Rachel Gandy, policy fellow with Disability Rights Texas, said this about the bill: “Since 2004, TEA’s 8.5 percent cap on special education stood as an unnecessary roadblock to services for thousands of students. SB 160 fixes that problem.”
I also passed from the Senate SB 1533, which adds university employees to the list of educators currently eligible for training in mental health first aid (MHFA). MHFA is an evidence-based training program that educates non-medical professionals about strategies and resources to respond to an individual who is developing a mental health problem or experiencing a crisis. Participants learn how to assess risk, listen to and support the individual in crisis, and identify professional resources and supports.
This week in El Paso, Pvt. Marcelino Serna, was recognized. The new international bridge at Tornillo was named after him.
Serna was a WW1 hero who left his native Juarez to join the U.S. Military. Despite his many accolades, Serna has not been awarded either the Congressional Medal of Honor or the Texas Legislative Medal of Honor. In 2015, I introduced a concurrent resolution to award Serna the Texas Legislative Medal of Honor; however, only one for that era can be awarded per session and it was given to another Texas war hero, Edwin Dyess. I have again recommended Serna for the Medal of Honor.
Additionally, I sent a letter to the Texas National Guard recommending Serna for the Medal of Valor. Maj. Gen. John F. Nichole the recommending Serna for the medal; that was awarded and formally presented to Serna’s family at the bridge-naming ceremony.
Finally, late Wednesday the Transportation Committee passed my SB 928, which establishes a statewide Tom Lea Trail. Lea was an El Paso artist, muralist, author, and war correspondent who was known across Texas and beyond. The twelve municipalities on the trail are Austin, College Station, Dallas, El Paso, Fredericksburg, Galveston, Hebbronville, Kingsville, Odessa, Seymour, Sweetwater, and Waco.

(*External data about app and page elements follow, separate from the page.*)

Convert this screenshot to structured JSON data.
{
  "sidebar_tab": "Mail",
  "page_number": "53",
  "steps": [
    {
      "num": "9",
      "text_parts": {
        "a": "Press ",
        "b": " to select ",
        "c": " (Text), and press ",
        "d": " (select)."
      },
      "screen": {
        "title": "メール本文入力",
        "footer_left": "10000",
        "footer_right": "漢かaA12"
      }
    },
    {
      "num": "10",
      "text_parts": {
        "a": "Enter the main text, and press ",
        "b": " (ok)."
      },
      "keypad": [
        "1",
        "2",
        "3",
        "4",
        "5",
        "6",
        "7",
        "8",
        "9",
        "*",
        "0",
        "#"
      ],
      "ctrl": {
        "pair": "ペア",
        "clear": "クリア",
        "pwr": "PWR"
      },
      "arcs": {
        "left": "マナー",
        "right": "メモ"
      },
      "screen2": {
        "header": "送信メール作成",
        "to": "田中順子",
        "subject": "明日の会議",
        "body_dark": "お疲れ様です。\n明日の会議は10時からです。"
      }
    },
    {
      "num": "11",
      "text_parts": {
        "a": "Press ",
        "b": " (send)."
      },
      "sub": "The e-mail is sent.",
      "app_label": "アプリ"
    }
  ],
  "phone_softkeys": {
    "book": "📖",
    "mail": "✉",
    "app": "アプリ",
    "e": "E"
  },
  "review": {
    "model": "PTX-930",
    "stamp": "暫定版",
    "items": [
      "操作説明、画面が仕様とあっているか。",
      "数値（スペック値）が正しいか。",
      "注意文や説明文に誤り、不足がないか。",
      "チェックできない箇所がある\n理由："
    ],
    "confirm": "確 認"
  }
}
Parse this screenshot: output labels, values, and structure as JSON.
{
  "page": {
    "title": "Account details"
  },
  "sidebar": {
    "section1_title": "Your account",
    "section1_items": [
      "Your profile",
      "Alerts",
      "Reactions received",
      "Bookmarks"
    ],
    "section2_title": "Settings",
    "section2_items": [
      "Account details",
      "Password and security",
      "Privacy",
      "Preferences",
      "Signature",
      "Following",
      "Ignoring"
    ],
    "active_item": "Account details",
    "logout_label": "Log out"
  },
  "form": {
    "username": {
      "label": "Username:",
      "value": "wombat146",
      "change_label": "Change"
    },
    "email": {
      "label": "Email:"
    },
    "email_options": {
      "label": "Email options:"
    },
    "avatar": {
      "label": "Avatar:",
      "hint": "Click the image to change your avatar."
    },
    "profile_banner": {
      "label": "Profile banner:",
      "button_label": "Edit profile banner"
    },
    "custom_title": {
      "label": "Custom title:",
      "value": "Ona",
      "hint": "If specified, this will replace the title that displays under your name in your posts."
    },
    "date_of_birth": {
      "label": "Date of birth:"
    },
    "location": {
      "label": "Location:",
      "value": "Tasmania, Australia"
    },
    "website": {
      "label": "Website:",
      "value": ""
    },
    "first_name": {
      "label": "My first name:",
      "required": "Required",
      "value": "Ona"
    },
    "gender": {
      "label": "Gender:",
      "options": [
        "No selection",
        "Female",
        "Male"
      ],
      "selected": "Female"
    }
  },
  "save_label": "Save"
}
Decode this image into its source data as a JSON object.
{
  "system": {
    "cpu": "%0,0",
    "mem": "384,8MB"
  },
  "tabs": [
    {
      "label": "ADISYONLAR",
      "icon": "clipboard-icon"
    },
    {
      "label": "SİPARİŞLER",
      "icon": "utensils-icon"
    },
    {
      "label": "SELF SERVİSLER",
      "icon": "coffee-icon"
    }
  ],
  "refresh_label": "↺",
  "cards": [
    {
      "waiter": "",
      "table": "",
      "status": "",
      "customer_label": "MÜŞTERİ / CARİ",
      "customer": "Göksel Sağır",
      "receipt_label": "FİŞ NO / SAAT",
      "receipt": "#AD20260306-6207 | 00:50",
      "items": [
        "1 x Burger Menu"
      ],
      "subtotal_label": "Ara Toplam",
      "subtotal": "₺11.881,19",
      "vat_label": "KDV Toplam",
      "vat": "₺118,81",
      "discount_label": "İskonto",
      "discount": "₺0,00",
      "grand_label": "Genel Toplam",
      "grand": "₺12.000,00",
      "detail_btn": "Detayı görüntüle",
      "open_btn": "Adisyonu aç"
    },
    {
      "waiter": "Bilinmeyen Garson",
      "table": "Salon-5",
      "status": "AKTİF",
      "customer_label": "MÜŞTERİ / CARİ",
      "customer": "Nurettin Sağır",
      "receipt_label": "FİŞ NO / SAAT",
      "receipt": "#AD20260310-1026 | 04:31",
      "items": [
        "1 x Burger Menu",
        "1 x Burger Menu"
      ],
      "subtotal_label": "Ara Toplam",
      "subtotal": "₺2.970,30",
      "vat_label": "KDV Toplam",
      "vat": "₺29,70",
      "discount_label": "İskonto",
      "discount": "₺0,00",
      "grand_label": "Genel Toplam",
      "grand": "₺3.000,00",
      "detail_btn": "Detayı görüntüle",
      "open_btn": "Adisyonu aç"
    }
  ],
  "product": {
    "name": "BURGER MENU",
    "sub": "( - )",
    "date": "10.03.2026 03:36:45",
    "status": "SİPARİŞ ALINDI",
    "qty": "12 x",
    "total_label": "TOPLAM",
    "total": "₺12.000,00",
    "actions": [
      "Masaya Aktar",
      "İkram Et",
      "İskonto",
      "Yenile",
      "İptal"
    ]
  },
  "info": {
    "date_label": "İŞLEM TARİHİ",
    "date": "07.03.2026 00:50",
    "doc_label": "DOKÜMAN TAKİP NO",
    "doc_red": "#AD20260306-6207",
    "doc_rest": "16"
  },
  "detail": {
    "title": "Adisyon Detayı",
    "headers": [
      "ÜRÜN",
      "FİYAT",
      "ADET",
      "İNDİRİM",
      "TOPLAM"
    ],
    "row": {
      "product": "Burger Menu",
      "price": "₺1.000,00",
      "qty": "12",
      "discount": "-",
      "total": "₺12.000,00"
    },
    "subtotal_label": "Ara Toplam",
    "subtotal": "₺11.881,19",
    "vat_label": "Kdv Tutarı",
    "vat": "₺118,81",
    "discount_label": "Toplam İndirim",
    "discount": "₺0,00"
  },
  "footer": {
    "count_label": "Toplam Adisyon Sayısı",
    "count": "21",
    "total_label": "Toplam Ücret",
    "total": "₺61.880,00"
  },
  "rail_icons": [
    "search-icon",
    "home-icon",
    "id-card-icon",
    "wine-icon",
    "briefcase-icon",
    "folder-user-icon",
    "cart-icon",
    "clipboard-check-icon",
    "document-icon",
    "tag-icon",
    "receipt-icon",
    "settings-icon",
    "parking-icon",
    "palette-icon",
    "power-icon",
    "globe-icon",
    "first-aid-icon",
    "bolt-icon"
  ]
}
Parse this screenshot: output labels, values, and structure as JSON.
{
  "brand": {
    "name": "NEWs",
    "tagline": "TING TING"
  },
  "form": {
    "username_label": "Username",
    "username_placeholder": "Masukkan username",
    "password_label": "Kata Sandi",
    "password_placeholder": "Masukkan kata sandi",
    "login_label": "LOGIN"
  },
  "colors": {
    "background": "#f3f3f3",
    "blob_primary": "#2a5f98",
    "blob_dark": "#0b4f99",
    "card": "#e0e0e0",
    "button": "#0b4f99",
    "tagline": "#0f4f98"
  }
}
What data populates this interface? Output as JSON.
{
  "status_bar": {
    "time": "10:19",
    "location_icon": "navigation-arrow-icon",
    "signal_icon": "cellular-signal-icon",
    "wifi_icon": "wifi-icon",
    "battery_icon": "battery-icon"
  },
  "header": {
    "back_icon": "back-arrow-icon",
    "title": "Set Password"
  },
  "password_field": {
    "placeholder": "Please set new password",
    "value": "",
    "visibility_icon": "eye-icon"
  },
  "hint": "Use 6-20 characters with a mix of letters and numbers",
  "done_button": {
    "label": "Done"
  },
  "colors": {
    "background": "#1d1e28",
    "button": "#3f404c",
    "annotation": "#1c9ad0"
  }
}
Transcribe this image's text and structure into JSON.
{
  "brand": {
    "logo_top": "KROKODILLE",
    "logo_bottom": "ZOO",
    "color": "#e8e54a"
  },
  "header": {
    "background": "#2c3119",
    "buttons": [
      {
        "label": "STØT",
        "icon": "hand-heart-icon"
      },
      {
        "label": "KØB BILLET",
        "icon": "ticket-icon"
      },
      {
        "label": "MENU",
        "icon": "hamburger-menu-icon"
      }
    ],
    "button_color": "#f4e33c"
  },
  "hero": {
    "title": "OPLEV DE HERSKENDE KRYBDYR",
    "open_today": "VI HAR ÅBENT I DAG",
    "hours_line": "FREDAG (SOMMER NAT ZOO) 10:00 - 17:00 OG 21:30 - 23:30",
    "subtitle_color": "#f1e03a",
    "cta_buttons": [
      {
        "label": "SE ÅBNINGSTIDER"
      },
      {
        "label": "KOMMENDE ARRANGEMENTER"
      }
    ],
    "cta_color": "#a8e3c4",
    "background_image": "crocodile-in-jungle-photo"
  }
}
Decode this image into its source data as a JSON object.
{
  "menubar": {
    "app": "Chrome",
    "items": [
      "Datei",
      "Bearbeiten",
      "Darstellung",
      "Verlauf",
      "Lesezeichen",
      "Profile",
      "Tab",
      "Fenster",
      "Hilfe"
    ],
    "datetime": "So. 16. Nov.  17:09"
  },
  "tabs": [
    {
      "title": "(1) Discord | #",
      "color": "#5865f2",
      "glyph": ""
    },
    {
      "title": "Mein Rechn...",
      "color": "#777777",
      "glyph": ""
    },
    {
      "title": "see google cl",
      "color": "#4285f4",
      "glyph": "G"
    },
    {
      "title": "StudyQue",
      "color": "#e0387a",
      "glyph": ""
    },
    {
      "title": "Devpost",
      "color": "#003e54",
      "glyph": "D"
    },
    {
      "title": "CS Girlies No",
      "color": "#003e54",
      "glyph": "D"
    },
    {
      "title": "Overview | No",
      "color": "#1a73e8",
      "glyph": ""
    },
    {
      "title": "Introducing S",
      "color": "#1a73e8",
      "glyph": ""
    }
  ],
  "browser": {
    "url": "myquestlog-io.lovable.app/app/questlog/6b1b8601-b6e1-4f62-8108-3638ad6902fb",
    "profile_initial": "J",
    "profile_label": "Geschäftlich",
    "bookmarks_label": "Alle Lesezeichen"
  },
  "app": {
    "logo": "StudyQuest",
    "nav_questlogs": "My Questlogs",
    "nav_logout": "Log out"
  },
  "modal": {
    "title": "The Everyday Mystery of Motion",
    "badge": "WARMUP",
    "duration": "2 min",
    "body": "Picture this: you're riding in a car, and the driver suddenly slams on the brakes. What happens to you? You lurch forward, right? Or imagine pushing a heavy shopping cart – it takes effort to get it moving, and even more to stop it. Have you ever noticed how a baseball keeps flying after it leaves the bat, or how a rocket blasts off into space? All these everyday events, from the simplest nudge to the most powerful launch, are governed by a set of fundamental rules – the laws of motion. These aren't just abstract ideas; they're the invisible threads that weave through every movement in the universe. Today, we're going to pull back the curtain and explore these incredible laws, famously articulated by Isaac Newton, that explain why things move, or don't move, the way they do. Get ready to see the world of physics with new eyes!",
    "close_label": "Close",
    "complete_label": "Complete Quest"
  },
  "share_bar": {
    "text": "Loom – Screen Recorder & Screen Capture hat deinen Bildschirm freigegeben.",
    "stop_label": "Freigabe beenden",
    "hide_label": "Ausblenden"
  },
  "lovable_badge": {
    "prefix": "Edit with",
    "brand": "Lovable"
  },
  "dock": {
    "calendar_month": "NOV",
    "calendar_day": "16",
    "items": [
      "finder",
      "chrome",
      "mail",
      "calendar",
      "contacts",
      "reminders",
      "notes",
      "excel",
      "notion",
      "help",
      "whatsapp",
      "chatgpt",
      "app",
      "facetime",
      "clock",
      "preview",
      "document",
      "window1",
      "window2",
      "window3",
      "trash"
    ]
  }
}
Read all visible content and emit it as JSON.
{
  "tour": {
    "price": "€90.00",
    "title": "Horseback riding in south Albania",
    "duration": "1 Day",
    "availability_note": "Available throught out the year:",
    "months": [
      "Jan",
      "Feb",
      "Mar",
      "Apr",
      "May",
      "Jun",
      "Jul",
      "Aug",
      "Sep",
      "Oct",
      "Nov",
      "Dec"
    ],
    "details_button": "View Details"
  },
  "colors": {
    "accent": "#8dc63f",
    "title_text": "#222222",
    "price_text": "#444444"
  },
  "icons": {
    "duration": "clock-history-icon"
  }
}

As always, I encourage your letters, emails, and phone calls. You can contact my office by clicking here.